Photo courtesy of Audrey Lukin

In the quirky neighborhood of Reynoldstown, hundreds of people waited in the rain, their stomachs rumbling. They were promised a timeless dish; one that is so deeply rooted in ancient and modern Japanese culture: ramen.

As part of a promotional event, Illegal Food, a modern American restaurant, held a pop-up ramen night in a dainty little food store, appropriately named Little’s Food Store. One might question what a barbecue and burger place was doing with ramen, but this very curiosity might explain the only reason why an immense amount of people waited for hours in the rain for a bowl of noodles that unfortunately ended up being bleaker than any college student’s gourmet Top Ramen.

Japanese ramen has a rich history, yet at the same time is a relatively modest dish. It spent its early years as peasant food, looked down upon in medieval Japan.

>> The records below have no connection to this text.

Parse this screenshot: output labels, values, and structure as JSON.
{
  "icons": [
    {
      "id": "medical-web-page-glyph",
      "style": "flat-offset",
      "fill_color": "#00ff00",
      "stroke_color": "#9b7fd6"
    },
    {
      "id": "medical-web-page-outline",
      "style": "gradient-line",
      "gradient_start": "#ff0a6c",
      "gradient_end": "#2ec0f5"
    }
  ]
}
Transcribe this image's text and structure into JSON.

Simply put, ramen is a bowl of rice or wheat noodles suspended in a broth with elements of fish, soy or pork bones. The meat in a bowl of ramen varies from chicken to seafood to the most famous, “chashu,” thinly cut slices of braised pork. Accessories such as “nori” (seaweed), “shoyu tamago” (egg soaked in soy sauce), bamboo shoots, corn and fish cakes, often called “naruto,” elevate the base bowl of ramen.

Illegal Food offered three types of ramen — tonkotsu, spicy shrimp and tofu for the vegans, but only the classic tonkotsu was sampled for this review. All the food came from a kitchen that somehow managed to fit four people bustling to steam noodles, pour broth and assemble meat and veggies into plastic to-go bowls, a clear red flag. The tonkotsu ramen, noodles in creamy pork broth with soft pork slices, initially looked underwhelming. The noodles were clumped together, the broth was more of a spicy water than a creamy liquid and all the meat and other ingredients had sunk to the bottom.

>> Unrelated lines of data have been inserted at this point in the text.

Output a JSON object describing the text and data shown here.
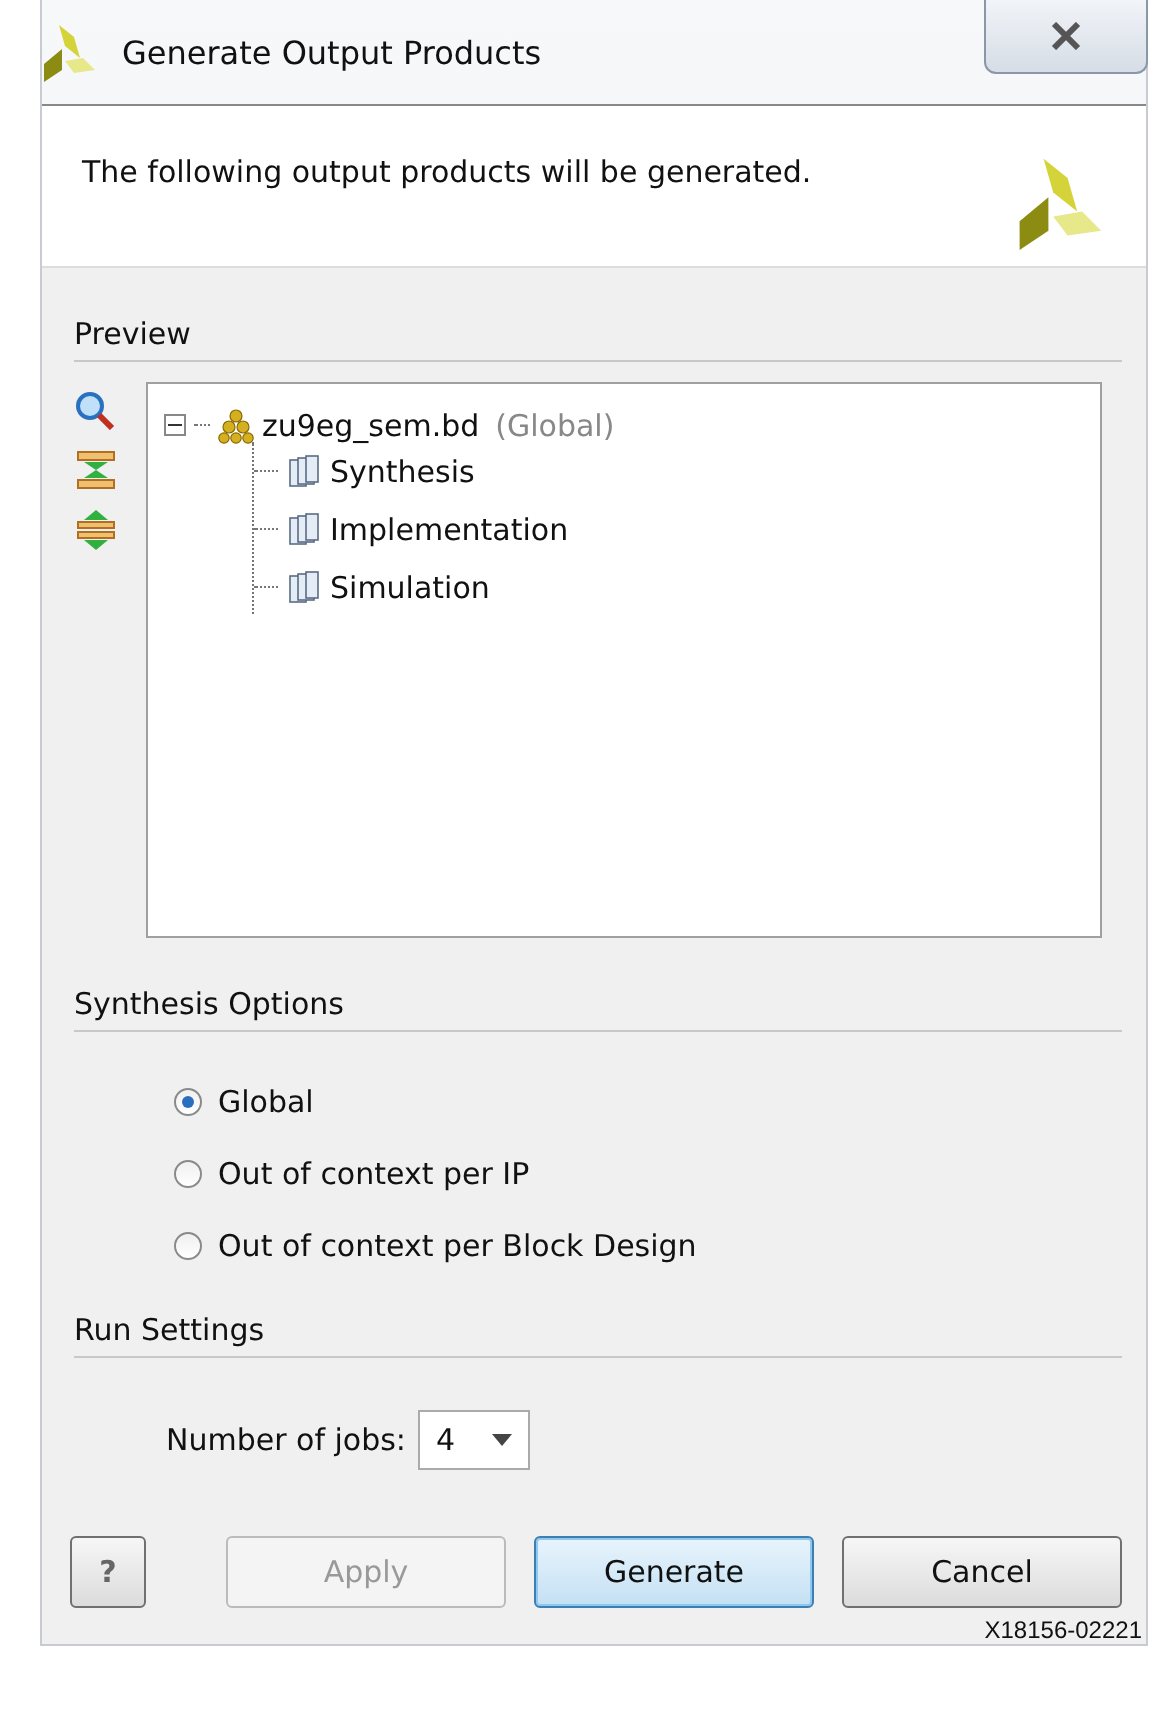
{
  "window": {
    "title": "Generate Output Products"
  },
  "header": {
    "message": "The following output products will be generated."
  },
  "preview": {
    "title": "Preview",
    "tree": [
      {
        "label": "zu9eg_sem.bd",
        "note": "(Global)",
        "kind": "design",
        "expanded": true,
        "children": [
          {
            "label": "Synthesis",
            "kind": "product"
          },
          {
            "label": "Implementation",
            "kind": "product"
          },
          {
            "label": "Simulation",
            "kind": "product"
          }
        ]
      }
    ]
  },
  "synthesis_options": {
    "title": "Synthesis Options",
    "options": [
      {
        "label": "Global",
        "selected": true
      },
      {
        "label": "Out of context per IP",
        "selected": false
      },
      {
        "label": "Out of context per Block Design",
        "selected": false
      }
    ]
  },
  "run_settings": {
    "title": "Run Settings",
    "jobs_label": "Number of jobs:",
    "jobs_value": "4"
  },
  "buttons": [
    {
      "label": "?",
      "kind": "help",
      "disabled": false
    },
    {
      "label": "Apply",
      "kind": "normal",
      "disabled": true
    },
    {
      "label": "Generate",
      "kind": "default",
      "disabled": false
    },
    {
      "label": "Cancel",
      "kind": "normal",
      "disabled": false
    }
  ],
  "figure_id": "X18156-02221"
}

The first bite, taken with hopes of taste surpassing looks, brought forth a sinking feeling as it only bolstered initial judgements.

The tonkotsu broth, which is supposed to be somewhat dense, felt like powdered spices in warm water. The runny both lacked any sign of oil, creamy texture or pork flavor.

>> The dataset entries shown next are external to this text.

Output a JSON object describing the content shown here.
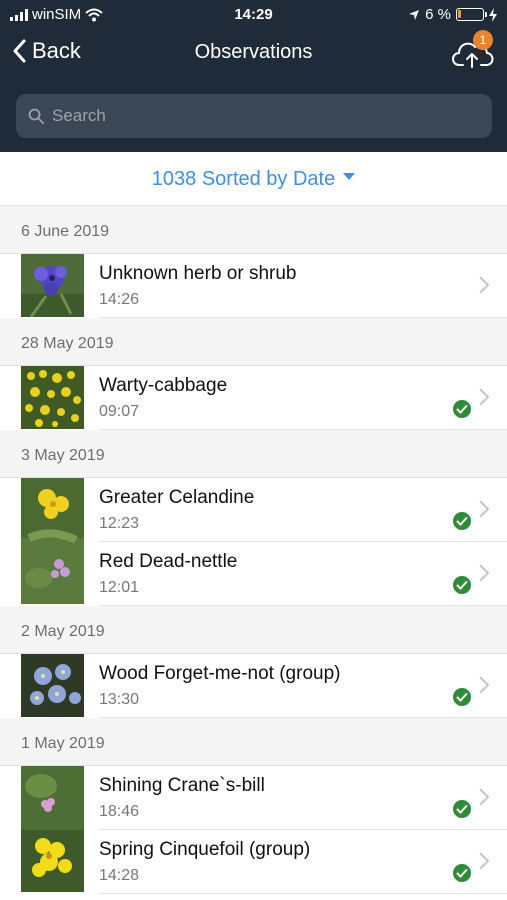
{
  "status": {
    "carrier": "winSIM",
    "time": "14:29",
    "battery": "6 %"
  },
  "nav": {
    "back_label": "Back",
    "title": "Observations",
    "upload_badge": "1"
  },
  "search": {
    "placeholder": "Search"
  },
  "sort": {
    "label": "1038 Sorted by Date"
  },
  "sections": [
    {
      "date": "6 June 2019",
      "thumb": "purple-flower",
      "items": [
        {
          "name": "Unknown herb or shrub",
          "time": "14:26",
          "verified": false
        }
      ]
    },
    {
      "date": "28 May 2019",
      "thumb": "yellow-cluster",
      "items": [
        {
          "name": "Warty-cabbage",
          "time": "09:07",
          "verified": true
        }
      ]
    },
    {
      "date": "3 May 2019",
      "thumb": "yellow-and-pink",
      "items": [
        {
          "name": "Greater Celandine",
          "time": "12:23",
          "verified": true
        },
        {
          "name": "Red Dead-nettle",
          "time": "12:01",
          "verified": true
        }
      ]
    },
    {
      "date": "2 May 2019",
      "thumb": "blue-forgetmenot",
      "items": [
        {
          "name": "Wood Forget-me-not (group)",
          "time": "13:30",
          "verified": true
        }
      ]
    },
    {
      "date": "1 May 2019",
      "thumb": "pink-and-yellow",
      "items": [
        {
          "name": "Shining Crane`s-bill",
          "time": "18:46",
          "verified": true
        },
        {
          "name": "Spring Cinquefoil (group)",
          "time": "14:28",
          "verified": true
        }
      ]
    }
  ],
  "colors": {
    "header_bg": "#1f2b38",
    "accent": "#3d8fe6",
    "check": "#2e8b3a",
    "badge": "#e8842f"
  }
}
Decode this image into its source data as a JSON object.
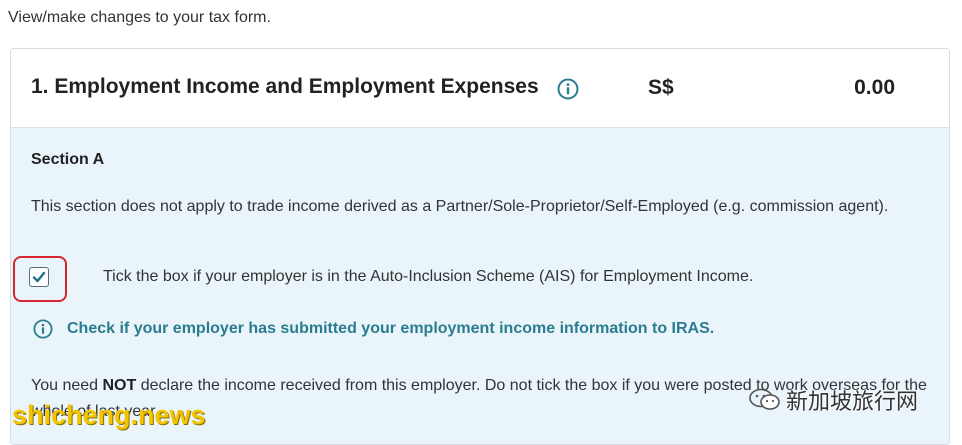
{
  "intro_text": "View/make changes to your tax form.",
  "header": {
    "title": "1. Employment Income and Employment Expenses",
    "currency": "S$",
    "amount": "0.00"
  },
  "section": {
    "title": "Section A",
    "description": "This section does not apply to trade income derived as a Partner/Sole-Proprietor/Self-Employed (e.g. commission agent).",
    "ais_checkbox": {
      "checked": true,
      "label": "Tick the box if your employer is in the Auto-Inclusion Scheme (AIS) for Employment Income."
    },
    "check_link": "Check if your employer has submitted your employment income information to IRAS.",
    "notice": {
      "prefix": "You need ",
      "emphasis": "NOT",
      "suffix": " declare the income received from this employer. Do not tick the box if you were posted to work overseas for the whole of last year."
    }
  },
  "watermark": "shicheng.news",
  "brand_text": "新加坡旅行网",
  "colors": {
    "body_bg": "#eaf5fb",
    "link": "#2a7d8f",
    "highlight": "#d9262c",
    "watermark": "#f5c400"
  }
}
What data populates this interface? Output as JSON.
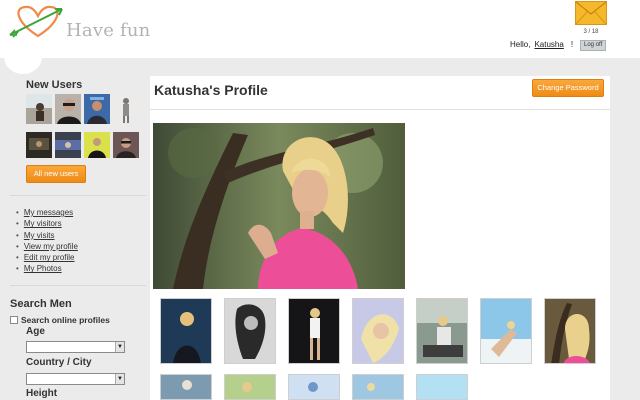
{
  "header": {
    "logo_text": "Have fun",
    "mail_icon": "envelope-icon",
    "mail_count": "3 / 18",
    "greeting": "Hello,",
    "username": "Katusha",
    "exclaim": "!",
    "logoff_label": "Log off"
  },
  "sidebar": {
    "new_users_title": "New Users",
    "all_new_users_label": "All new users",
    "menu": [
      {
        "label": "My messages"
      },
      {
        "label": "My visitors"
      },
      {
        "label": "My visits"
      },
      {
        "label": "View my profile"
      },
      {
        "label": "Edit my profile"
      },
      {
        "label": "My Photos"
      }
    ],
    "search": {
      "title": "Search Men",
      "online_label": "Search online profiles",
      "age_label": "Age",
      "age_value": "",
      "country_label": "Country / City",
      "country_value": "",
      "height_label": "Height"
    }
  },
  "profile": {
    "title": "Katusha's Profile",
    "change_password_label": "Change Password"
  },
  "colors": {
    "accent_orange": "#f29a27",
    "logo_green": "#3aa63a",
    "logo_orange": "#f08a4b",
    "mail_yellow": "#f5b82a"
  }
}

The noodles, chewier than the conventional standards, failed to soak up any of the little flavor the broth possessed and were only saved by the fact that it was hot, which complemented the drizzling cold outside.

On the contrary, the chashu was surprisingly delicate and pleasant, with a very familiar melt-in-your-mouth feel that most pork slices have. The corn, bamboo, fish cake and seaweed emerged only after trudging through three fourths of the bowl and admittedly they did make the experience more bearable.

Nevertheless, these ingredients should never be the highlight of a bowl of ramen, but sadly these side pieces, meant to simply accent the taste of the broth, were the only dynamic flavors in an otherwise tedious and dull bowl of slightly undercooked noodles and water with spices dashed into it.

This ramen pop-up night was a disappointment, but hopefully the proprietors of Illegal Food will learn from their mistakes. Their attempt to experiment with other types of cuisine is respectable, but they utterly failed to capture the true essence of the compelling taste of ramen.